At the time of his accident, doctors predicted he would never be able to stand. However, he never lost hope and underwent three long years of treatment which ultimately got him back on his feet. He was then able to be slightly mobile with the help of crutches.
Never a man to stay down, Ahmed began selling cosmetics through an e-commerce platform. He booked orders from home, travelled to Bolton Market to buy the ordered products and delivered them to customers through the Pakistan Post office in Saddar.
Read more: Paralysed by uncertainty and indecision
However, most of his investments would remain engaged as the e-commerce platform made payments in 15 days. Considering Ahmed’s hardships, friends and family arranged a tri-wheeler motorcycle. This eased Ahmed’s routine considerably, but fate decided to test the already physically challenged man further.
Ahmed’s legs developed an infection and its spread reached the bladder. He then had to undergo more surgeries for three more years. Things took a turn for the better when the same e-commerce platform he worked for sponsored a major surgery at one of the most expensive hospitals in the city.
Ahmed says that the continuous hardships, paralysis and illness never weakened his resolve to remain an active part of society. Ahmed is the breadwinner for seven children -three daughters and four sons.
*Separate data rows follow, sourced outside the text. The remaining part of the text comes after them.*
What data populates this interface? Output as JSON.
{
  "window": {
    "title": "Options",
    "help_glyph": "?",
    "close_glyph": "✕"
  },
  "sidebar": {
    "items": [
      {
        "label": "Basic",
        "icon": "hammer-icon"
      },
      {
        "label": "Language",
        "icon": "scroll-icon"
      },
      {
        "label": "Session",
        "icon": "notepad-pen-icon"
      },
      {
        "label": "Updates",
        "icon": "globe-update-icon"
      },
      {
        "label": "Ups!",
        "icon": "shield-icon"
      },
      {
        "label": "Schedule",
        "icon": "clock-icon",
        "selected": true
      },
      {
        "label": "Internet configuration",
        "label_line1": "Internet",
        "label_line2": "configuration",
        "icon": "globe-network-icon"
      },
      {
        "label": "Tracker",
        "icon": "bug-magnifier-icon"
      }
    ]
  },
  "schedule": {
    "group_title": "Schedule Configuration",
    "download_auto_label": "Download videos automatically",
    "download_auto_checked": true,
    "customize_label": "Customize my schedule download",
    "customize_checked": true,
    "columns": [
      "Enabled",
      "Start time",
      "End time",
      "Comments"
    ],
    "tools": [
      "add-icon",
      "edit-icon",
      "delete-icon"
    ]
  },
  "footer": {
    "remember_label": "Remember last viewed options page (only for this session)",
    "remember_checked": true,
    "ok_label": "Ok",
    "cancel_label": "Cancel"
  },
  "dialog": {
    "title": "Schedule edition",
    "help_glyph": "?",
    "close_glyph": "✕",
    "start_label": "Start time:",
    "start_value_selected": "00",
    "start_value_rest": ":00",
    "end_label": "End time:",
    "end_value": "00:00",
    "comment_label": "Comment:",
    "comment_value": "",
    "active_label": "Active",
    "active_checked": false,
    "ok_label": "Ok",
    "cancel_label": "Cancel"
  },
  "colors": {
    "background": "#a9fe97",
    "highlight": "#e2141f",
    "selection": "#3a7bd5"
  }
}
He gave up the online sale of cosmetics and set up a stall to sell vegetables to keep the household afloat for another year and a half. The coronavirus pandemic in 2020 brought along with further challenges as markets and shops were forced to close.
He then decide to sell toys at weekly bazaars, but not even these markets were spared during the different lockdowns. Ahmed then tried his hand at setting up a similar stall near his house in Orangi Town.
He is currently earning through this source and leaves the house at 8am before returning as late as 1.30am. He starts the day by buying toys from wholesale market in Liaquatabad, then picks up orders from Bolton Market and finally displays the products for sale at his stall.
Despite financial and physical difficulties, Ahmed maintains a positive outlook and is confident that businesses will resume once the pandemic soon comes to an end. “The police and administration cooperate with me due to my different abilities and allow me to keep running the stall even after markets close.”
Currently, he sets up the stall in different bazaars of Orangi Town. He points out that even those who are able bodied are troubled due to unemployment and limited opportunities in the current circumstances. Ahmed urges the government of Sindh and administration to consider increasing timings for trade so that the businesses can cut losses.
Moreover, the vendor has been trying to gain financial assistance through the government’s Ehsaas Programme for the last six months, but is yet to receive a response. Ahmed is now working on establishing a permanent shop for his small business, but limited time to trade during the pandemic has made the goal difficult.
He says the current situation is easier than some of the trials and tribulations he has face over the last 10 years. Ahmed prays that the pandemic ends soon and urges people to never bow down to adversity.
This story is part of a weekly series that seeks to bring to light the unsung heroes of Karachi - the hawkers, traders, doctors, teachers, engineers, lawyers and daily-wage labourers. It is they who make Karachi the city of lights.
Published in The Express Tribune, May 24th, 2021.